*Work instructions*.
Tally the lines of the entries below that hold the word "interval", and please give only the total.
--
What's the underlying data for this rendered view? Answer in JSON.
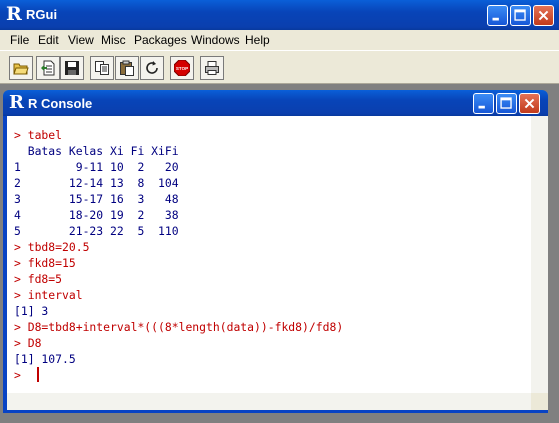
{
  "app": {
    "title": "RGui",
    "logo": "R"
  },
  "menu": [
    "File",
    "Edit",
    "View",
    "Misc",
    "Packages",
    "Windows",
    "Help"
  ],
  "toolbar": {
    "buttons": [
      "open-script-icon",
      "load-workspace-icon",
      "save-icon",
      "copy-icon",
      "paste-icon",
      "refresh-icon",
      "stop-icon",
      "print-icon"
    ],
    "stop_label": "STOP"
  },
  "console_window": {
    "title": "R Console",
    "logo": "R"
  },
  "console": {
    "lines": [
      {
        "text": "> tabel",
        "kind": "cmd"
      },
      {
        "text": "  Batas Kelas Xi Fi XiFi",
        "kind": "out"
      },
      {
        "text": "1        9-11 10  2   20",
        "kind": "out"
      },
      {
        "text": "2       12-14 13  8  104",
        "kind": "out"
      },
      {
        "text": "3       15-17 16  3   48",
        "kind": "out"
      },
      {
        "text": "4       18-20 19  2   38",
        "kind": "out"
      },
      {
        "text": "5       21-23 22  5  110",
        "kind": "out"
      },
      {
        "text": "> tbd8=20.5",
        "kind": "cmd"
      },
      {
        "text": "> fkd8=15",
        "kind": "cmd"
      },
      {
        "text": "> fd8=5",
        "kind": "cmd"
      },
      {
        "text": "> interval",
        "kind": "cmd"
      },
      {
        "text": "[1] 3",
        "kind": "out"
      },
      {
        "text": "> D8=tbd8+interval*(((8*length(data))-fkd8)/fd8)",
        "kind": "cmd"
      },
      {
        "text": "> D8",
        "kind": "cmd"
      },
      {
        "text": "[1] 107.5",
        "kind": "out"
      },
      {
        "text": "> ",
        "kind": "cmd"
      }
    ]
  },
  "colors": {
    "command": "#c00000",
    "output": "#000080",
    "titlebar": "#0a3fae"
  }
}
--
*Finished task*.
2